→ **EXERCISE**:
The response must be made up of the lines in the entries below that contain "content".

Top of THE DATA

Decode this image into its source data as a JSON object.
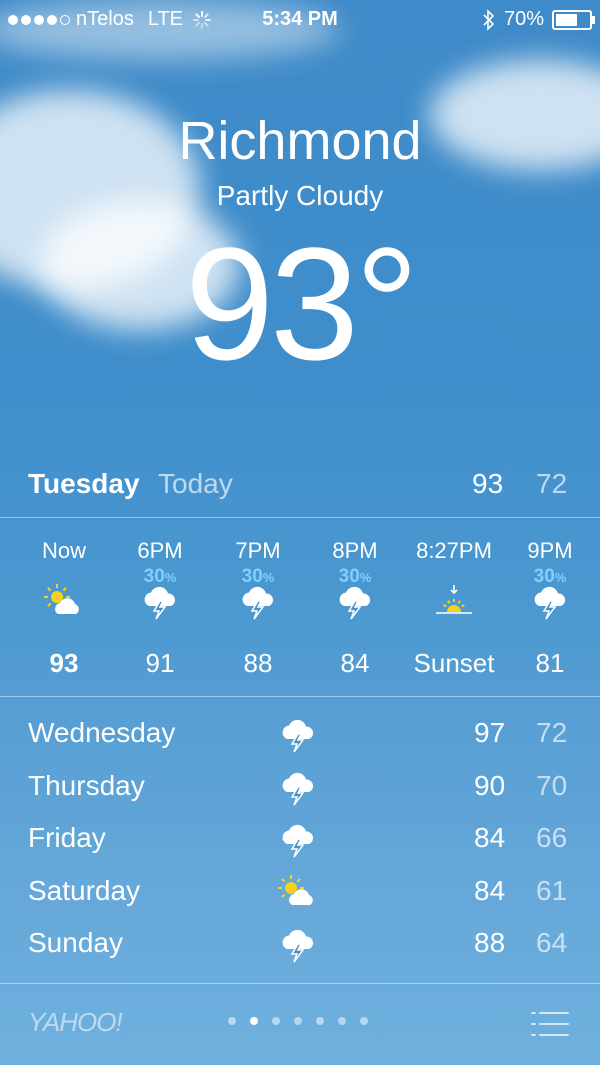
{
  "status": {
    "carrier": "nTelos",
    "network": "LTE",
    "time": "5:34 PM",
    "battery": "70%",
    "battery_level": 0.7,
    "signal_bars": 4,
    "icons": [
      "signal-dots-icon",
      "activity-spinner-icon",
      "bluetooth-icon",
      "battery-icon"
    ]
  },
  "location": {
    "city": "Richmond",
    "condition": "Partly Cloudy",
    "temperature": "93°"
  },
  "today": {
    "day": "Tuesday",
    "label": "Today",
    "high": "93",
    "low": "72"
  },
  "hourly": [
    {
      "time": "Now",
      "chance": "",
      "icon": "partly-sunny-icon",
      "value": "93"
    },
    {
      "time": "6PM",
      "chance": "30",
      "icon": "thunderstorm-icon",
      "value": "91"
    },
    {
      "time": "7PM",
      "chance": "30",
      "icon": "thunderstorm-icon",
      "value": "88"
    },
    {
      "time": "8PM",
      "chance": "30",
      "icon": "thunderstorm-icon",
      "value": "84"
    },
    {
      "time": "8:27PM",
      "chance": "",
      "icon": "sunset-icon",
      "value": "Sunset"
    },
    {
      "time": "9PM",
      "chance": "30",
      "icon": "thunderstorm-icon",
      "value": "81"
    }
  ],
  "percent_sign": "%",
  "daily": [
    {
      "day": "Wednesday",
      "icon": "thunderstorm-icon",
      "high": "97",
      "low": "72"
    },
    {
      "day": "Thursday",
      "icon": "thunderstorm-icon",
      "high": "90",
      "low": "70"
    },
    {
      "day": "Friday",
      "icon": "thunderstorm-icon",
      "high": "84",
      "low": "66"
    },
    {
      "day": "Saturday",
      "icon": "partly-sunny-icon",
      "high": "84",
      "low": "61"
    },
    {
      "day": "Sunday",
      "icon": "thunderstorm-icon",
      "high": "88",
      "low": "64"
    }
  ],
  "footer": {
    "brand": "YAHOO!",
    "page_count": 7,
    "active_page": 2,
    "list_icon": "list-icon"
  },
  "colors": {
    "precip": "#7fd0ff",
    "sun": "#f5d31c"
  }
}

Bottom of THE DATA
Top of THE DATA

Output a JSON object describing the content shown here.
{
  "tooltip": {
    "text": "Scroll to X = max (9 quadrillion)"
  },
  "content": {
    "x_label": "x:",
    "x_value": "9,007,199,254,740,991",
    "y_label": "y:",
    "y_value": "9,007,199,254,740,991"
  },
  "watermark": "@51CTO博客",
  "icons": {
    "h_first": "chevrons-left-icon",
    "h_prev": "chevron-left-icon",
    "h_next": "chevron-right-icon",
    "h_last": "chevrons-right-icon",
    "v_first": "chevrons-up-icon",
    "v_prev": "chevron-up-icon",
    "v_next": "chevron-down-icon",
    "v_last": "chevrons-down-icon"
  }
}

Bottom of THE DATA
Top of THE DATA

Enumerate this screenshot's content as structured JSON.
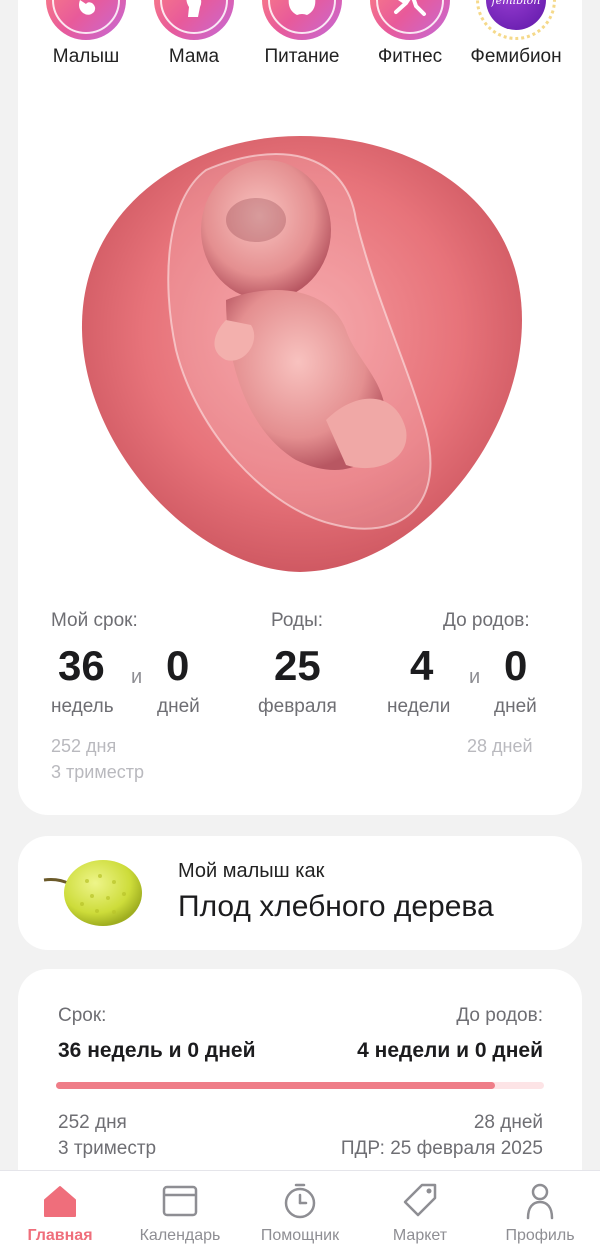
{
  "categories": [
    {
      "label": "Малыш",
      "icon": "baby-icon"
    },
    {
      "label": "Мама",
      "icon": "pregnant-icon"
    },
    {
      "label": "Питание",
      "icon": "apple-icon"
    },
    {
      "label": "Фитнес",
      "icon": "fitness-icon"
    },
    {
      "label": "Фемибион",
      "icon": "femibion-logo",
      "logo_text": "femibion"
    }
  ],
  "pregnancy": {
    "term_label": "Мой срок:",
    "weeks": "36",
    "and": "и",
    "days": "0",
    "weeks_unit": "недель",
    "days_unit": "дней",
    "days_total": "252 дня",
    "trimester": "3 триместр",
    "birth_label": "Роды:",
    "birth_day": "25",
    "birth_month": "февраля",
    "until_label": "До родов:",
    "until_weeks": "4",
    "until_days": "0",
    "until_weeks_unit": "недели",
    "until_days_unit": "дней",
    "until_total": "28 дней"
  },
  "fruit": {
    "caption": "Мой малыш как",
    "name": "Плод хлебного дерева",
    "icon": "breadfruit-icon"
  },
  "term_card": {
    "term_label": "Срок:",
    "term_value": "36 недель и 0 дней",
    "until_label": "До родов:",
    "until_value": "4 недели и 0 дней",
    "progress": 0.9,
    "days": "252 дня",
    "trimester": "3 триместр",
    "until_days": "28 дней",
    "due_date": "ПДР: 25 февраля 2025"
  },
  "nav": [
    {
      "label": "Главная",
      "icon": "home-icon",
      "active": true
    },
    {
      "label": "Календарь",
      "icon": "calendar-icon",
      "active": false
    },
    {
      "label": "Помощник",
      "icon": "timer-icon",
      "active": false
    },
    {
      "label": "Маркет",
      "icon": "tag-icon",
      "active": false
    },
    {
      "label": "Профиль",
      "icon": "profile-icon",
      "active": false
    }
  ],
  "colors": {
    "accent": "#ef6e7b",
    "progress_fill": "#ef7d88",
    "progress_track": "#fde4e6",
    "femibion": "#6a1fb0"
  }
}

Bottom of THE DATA

→ **SOLUTION**:
Output a JSON object describing the content shown here.
  "content": {
Enumerate this screenshot's content as structured JSON.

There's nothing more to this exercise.